BANGKOK — The National Council for Peace and Order announced Friday it will use its absolute power to delay implementation of a law that would levy heavy fines on employers of illegal migrant workers.
Wissanu Krea-ngam, junta legal adviser, said it will use Article 44 to delay by 120 days the new law to allow both employers and workers time to adjust to the regulations. Wissanu did not say when the junta order would be carried out.
“We will delay the law by 120 days because we want illegal migrant workers to sort out their documents first. They have three options to do this: in their own country, at the border or at the five Nationality Verification Center for Myanmar People in Thailand,” Wissanu said.
Wissanu said the law would allow migrant workers who were not working in the province stated on their work permit the necessary time to submit documents to comply with new legislation.
Since the law went into effect on June 23, employers in Tak province have been deterred from hiring Burmese workers according to Thai and Burmese officials at the Mae Sot border.
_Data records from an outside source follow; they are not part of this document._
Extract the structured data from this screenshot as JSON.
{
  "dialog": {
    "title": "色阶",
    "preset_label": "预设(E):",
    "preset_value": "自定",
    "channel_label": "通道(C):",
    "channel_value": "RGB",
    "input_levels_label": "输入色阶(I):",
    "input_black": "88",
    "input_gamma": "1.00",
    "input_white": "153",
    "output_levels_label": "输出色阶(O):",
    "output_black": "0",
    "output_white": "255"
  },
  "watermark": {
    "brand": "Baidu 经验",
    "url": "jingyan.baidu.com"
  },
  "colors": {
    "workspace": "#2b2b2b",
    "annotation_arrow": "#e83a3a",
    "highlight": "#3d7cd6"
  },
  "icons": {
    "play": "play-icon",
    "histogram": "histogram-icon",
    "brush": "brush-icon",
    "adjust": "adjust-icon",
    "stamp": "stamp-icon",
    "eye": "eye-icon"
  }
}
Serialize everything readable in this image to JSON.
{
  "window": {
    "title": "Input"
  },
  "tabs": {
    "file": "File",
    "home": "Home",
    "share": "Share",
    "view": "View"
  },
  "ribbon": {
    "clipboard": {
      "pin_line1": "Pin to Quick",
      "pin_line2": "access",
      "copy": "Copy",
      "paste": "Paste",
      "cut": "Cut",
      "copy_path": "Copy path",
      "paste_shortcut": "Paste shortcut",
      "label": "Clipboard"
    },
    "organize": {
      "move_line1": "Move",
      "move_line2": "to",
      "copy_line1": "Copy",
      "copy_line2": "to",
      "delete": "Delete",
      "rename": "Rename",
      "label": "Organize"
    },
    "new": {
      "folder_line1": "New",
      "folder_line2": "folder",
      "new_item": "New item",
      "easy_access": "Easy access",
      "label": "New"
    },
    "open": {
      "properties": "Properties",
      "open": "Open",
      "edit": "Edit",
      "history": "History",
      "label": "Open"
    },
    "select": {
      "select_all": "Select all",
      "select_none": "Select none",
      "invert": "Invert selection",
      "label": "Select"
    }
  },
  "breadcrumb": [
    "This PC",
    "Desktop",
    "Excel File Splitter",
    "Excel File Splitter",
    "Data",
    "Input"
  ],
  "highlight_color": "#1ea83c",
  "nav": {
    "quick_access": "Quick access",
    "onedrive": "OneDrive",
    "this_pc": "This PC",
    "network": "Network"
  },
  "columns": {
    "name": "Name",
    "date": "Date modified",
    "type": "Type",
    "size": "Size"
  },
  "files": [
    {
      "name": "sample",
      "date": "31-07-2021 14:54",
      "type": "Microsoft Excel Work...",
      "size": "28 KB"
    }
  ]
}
On Friday, more than 400 Burmese people returned to Myanmar through the checkpoint at Mae Sot in Tak.
Mong Jo, 25, a Burmese worker who returned to Myawaddy through Mae Sot Friday, said he had to pay a middleman 3,000 baht to find work for him at a factory.
“When I got to the factory, they didn’t hire me because he was afraid he would get caught by the police,” Jo said. “So, I have to go back home to Myanmar. I don’t have any money for travel because I paid it all to the middleman.”
Correction: This article was modified to reflect the correct date on which the new law was passed from July 23 to June 23.